However, it doesn’t help matters that Brian Lee, tonight's third healthy scratch, is a player who has been jerked around for the past three seasons and had his personal development take a backseat to whatever was in the best interests of the organization at the time.
Cross your fingers everyone...
Ottawa Kicking the Tires on Kyle Turris?
After CBC's Elliotte Friedman confirmed Turris' intent to use his ridiculous contract demands as a mechanism to facilitate a trade, Gus Katsaros from McKeen's Hockey, reported that the Ottawa Senators are interested in the Phoenix Coyotes center.
As exciting as that possibility is, it would hardly be surprising to learn that every NHL organization would have done the due diligence and placed a call to Don Maloney.
Mike Peluso Speaks out on Fighting in the NHL
Back in town for tonight's home opener against the Minnesota Wild that will also honour the the 1992-93 inaugural team, former Senators pugilist Mike Peluso speaks to the Sun's Earl McRae on fighting's place in the NHL.
Craig Rivet Signs With Elmira in the ECHL
According to a Puck Daddy article, the former Buffalo Sabres captain has inked a contract with the Elmira Jackals, Ottawa's ECHL affiliate. Please note that this contract does not make Rivet exclusive property of the Senators.
And One Last Tidbit...
Some mercenary named Dany Heatley returns to SBP tonight.
The small sample size argument applies to the players and the new coaching staff equally. However, I disagree with you when you say that Filatov/Butler are being scratched simply to allow Zibanejad to play on Spezza's wing. With Colin Greening occupying the other wing slot on that line, it's safe to say that there is at least one player on our top line tonight who is less offensively talented than both players sitting in the press box. I'm not in any way advocating for Greening to be scratched, but it does seem that he's the type of player who can (should?) play on the bottom-six.
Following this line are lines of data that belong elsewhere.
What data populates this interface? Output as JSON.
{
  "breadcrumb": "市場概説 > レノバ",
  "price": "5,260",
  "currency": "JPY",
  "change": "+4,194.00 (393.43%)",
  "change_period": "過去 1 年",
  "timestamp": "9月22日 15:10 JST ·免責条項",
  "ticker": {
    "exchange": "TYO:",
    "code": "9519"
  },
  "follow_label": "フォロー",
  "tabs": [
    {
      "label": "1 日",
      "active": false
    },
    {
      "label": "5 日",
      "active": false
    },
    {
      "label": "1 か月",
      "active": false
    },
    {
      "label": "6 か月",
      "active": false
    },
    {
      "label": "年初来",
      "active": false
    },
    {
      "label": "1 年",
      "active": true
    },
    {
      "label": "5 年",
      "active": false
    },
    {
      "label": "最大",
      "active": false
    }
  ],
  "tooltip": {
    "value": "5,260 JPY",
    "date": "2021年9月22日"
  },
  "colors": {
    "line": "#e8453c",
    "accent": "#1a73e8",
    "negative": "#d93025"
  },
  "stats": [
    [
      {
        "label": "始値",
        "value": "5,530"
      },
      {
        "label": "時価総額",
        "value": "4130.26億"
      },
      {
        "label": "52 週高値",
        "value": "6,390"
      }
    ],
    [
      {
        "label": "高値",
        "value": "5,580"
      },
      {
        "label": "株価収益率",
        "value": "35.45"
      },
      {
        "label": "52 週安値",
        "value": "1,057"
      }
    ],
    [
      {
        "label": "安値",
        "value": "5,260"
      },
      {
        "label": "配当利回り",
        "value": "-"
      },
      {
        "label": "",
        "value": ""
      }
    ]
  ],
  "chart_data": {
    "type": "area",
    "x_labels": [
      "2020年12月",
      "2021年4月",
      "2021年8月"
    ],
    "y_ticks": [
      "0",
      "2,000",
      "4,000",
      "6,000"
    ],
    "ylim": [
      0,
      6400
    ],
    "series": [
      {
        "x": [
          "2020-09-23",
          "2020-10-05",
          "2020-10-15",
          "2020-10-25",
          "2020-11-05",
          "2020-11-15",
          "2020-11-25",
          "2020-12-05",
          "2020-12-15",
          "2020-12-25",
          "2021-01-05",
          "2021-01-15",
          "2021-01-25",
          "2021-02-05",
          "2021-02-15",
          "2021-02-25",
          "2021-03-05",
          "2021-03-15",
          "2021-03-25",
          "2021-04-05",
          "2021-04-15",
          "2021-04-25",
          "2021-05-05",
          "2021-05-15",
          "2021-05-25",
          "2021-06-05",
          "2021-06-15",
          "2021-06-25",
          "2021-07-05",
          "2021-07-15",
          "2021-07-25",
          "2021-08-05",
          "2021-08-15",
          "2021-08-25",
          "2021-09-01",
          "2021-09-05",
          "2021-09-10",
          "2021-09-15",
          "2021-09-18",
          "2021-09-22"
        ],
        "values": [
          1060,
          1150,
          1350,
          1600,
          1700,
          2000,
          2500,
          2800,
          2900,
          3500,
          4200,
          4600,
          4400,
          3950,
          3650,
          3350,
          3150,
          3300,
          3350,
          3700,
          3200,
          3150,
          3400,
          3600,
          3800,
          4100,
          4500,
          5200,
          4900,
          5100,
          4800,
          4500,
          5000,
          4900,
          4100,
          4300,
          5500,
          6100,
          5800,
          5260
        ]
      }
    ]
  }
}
Bump him to the fourth line, drop Konopka and slide one Butler/Filatov into the vacated wing spot.
As such, I think this decision has more to do with effort level than anything. In principle, I'm not uncomfortable with the notion of earning your spot on the roster, especially with this young team that is learning to play this type of system. That said, I am with the apparent ease with which MacLean is pulling the trigger here, especially with regards to Filatov.
it would be wise to reassess this matter at the nine-game mark when the team will have to make a firm decision about its roster.
I'm not really surprised, we're kind of in an "extended preseason" now as MacLean juggles the lines. Especially since they need to decide what to do with Rundblad and Zibanejad. We don't really have a final roster with all the extra bodies so we'll see people moving in and out of the lineup, probably at the expense of someone who doesn't really deserve
Butler hasn't really earned his spot in the top-6 based on his preseason play. He'll get his chance eventually.
As for Filatov I think he's a long-term project and really needs time. His talent and speed are clearly apparent but he hasn't really 'clicked' and he looks really frustrated out there. It'll be interesting if they resign him, we've got Hoffman, Silfverberg and Petersson pushing for roster spots next year.
I don't care if Foligno is taking a top-six or bottom-six spot, and I don't care if this is the NHL or Minor Atom AA, he deserves to be scratched for the patheticly soft play he made on the Orr goal on Saturday. Right after Ottawa gets back in the game he decides he's playing Womens Rec League Hockey. Watch the reply.
Also, I think it's worth putting a scoreboard on the side of the website to track the number of times he falls versus the number of times he makes a good play with the puck.